> **PROBLEM REQUIREMENTS**:
Work through the data below and copy out every line where "title" is found.

> **DATA FOR REVIEW**:
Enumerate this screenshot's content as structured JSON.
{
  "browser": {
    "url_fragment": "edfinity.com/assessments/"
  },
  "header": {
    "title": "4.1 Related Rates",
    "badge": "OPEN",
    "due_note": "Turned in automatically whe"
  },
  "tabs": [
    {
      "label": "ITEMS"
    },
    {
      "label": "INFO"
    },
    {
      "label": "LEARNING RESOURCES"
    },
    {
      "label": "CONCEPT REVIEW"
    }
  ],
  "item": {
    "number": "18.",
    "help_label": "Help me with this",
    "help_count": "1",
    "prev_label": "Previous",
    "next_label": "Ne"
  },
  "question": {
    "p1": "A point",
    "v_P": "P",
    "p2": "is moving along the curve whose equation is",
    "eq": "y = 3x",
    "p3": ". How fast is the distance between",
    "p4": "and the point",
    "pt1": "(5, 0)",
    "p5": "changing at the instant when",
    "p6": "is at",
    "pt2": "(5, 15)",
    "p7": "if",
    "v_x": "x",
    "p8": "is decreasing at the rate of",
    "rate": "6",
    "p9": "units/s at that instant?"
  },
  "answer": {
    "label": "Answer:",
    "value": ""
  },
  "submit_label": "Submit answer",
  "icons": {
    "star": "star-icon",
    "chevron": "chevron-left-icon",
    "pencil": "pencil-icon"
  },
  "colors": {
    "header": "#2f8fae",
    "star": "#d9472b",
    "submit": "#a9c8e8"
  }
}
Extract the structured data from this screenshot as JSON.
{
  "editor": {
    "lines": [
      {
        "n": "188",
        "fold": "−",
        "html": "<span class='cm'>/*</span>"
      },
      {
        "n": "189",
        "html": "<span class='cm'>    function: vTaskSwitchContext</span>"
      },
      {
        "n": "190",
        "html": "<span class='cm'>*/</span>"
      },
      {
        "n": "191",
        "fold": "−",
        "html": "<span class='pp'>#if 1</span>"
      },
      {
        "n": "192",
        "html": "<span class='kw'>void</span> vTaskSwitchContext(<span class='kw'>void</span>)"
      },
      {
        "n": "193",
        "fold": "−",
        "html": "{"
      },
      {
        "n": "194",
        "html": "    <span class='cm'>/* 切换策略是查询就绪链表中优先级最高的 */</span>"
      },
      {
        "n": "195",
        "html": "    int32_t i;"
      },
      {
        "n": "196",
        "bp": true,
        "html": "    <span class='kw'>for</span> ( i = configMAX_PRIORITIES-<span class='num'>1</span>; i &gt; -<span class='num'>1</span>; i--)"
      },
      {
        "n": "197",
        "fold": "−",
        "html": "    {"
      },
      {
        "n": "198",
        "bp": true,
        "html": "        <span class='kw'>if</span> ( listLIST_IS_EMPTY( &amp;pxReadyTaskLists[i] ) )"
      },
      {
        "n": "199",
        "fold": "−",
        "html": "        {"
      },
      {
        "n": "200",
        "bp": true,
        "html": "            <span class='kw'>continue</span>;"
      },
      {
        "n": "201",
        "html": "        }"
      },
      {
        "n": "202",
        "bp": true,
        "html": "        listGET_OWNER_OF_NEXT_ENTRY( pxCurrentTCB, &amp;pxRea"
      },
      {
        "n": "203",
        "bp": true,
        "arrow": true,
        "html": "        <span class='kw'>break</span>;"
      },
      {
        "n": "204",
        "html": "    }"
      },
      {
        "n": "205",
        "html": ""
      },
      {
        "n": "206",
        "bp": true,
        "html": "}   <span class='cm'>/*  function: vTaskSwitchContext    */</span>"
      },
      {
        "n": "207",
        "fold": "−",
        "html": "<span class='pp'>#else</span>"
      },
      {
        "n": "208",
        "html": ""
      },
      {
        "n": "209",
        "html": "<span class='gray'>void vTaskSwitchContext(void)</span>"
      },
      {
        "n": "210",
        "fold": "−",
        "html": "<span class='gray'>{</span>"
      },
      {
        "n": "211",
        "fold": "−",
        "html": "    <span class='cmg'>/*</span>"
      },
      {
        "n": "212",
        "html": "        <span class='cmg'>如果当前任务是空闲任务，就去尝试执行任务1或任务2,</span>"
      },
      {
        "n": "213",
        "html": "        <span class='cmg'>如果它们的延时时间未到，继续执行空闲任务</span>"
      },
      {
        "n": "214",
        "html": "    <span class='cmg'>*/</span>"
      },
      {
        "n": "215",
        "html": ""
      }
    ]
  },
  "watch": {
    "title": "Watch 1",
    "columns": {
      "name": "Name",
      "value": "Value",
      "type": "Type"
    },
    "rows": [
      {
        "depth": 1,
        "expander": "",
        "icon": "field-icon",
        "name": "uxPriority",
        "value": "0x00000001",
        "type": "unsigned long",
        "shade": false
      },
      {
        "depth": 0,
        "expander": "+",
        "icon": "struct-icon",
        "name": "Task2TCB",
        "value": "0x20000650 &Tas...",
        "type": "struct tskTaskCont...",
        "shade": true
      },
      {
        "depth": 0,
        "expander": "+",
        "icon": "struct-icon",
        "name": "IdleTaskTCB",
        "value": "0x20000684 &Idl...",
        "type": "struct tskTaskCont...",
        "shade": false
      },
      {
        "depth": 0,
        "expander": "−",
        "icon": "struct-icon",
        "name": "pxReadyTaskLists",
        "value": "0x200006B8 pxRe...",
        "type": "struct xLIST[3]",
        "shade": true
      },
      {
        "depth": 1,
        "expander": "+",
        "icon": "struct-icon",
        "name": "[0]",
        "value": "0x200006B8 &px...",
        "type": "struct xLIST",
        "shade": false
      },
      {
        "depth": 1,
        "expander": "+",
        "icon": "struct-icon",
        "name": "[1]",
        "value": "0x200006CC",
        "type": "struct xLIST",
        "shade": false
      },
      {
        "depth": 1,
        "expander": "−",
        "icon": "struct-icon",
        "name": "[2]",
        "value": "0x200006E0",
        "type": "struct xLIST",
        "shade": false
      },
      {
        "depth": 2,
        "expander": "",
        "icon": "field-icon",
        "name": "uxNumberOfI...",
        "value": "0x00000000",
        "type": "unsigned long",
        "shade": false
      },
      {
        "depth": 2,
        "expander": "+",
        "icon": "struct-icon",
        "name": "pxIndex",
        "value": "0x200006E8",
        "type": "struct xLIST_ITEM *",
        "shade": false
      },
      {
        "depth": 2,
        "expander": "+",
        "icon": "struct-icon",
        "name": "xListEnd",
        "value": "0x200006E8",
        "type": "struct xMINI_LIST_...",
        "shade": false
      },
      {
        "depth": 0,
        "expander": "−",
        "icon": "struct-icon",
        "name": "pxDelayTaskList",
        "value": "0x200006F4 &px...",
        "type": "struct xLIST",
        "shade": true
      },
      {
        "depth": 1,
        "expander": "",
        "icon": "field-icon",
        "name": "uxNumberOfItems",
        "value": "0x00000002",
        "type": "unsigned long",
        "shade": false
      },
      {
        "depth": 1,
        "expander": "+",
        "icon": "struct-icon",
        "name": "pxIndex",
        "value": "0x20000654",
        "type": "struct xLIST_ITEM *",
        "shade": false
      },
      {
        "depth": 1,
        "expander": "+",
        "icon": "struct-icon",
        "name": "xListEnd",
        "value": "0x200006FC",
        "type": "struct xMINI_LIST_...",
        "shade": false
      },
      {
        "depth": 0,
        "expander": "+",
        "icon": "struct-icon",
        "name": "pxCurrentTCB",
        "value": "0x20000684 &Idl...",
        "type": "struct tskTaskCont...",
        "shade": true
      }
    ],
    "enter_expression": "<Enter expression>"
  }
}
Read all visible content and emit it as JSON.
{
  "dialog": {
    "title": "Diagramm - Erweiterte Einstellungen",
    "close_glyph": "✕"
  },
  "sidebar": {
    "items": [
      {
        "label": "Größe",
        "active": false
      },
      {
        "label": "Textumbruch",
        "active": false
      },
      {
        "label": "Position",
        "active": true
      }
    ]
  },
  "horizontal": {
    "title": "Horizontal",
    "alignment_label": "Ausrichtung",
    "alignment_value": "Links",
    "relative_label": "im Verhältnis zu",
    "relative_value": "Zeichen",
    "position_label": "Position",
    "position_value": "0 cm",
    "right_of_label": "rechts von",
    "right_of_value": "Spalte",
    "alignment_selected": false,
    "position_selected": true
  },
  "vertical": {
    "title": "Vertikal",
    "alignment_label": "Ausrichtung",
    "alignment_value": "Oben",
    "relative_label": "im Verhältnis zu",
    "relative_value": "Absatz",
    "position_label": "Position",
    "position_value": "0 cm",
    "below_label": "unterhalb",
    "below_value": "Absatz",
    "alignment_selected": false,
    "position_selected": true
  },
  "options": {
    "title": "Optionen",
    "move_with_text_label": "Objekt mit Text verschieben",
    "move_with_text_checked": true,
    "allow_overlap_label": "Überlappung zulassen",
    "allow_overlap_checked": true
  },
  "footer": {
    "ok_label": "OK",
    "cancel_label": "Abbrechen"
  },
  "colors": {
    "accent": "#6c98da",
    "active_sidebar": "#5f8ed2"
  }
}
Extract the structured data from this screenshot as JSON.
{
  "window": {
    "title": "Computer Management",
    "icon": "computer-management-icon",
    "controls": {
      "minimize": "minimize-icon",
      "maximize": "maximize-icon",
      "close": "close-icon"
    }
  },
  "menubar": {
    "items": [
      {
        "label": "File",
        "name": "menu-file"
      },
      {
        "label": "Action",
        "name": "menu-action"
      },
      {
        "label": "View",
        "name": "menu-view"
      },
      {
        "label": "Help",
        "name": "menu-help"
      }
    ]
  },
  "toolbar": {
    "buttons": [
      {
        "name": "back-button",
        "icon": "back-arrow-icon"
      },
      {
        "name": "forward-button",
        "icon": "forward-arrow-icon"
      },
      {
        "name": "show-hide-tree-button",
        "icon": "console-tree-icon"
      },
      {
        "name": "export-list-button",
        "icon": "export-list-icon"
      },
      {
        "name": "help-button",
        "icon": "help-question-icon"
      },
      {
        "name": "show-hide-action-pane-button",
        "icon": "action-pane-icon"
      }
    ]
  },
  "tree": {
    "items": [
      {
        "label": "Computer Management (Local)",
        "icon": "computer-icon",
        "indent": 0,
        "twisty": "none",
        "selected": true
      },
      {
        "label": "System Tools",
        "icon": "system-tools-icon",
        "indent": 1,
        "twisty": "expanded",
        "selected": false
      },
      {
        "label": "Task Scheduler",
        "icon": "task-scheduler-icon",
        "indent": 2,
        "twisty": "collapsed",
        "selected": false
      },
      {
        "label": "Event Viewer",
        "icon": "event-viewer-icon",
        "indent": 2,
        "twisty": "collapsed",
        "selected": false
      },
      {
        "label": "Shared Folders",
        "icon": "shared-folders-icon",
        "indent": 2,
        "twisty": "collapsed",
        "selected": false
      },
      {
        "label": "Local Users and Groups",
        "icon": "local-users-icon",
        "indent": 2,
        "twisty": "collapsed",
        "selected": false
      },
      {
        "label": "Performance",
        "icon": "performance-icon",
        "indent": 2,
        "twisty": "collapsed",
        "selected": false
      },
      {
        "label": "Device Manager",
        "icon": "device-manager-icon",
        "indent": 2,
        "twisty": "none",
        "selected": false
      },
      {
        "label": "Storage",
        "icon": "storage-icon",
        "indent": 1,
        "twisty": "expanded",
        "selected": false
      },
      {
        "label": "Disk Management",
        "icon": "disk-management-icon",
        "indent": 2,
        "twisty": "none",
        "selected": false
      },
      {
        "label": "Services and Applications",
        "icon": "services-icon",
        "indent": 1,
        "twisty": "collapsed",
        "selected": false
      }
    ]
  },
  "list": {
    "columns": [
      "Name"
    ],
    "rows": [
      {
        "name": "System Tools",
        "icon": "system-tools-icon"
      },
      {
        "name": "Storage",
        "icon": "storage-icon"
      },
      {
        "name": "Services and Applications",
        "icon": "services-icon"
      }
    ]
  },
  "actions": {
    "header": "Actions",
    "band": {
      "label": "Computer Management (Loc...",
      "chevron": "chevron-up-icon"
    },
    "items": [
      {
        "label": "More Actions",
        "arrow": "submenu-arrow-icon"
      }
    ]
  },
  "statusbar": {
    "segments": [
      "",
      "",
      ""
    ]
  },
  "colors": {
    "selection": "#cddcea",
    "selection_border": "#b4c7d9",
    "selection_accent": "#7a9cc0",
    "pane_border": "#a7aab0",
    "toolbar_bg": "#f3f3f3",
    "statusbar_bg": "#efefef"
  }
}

> **SOLUTION FOR THIS TASK**:
    "title": "4.1 Related Rates",
    "title": "Watch 1",
    "title": "Diagramm - Erweiterte Einstellungen",
    "title": "Horizontal",
    "title": "Vertikal",
    "title": "Optionen",
    "title": "Computer Management",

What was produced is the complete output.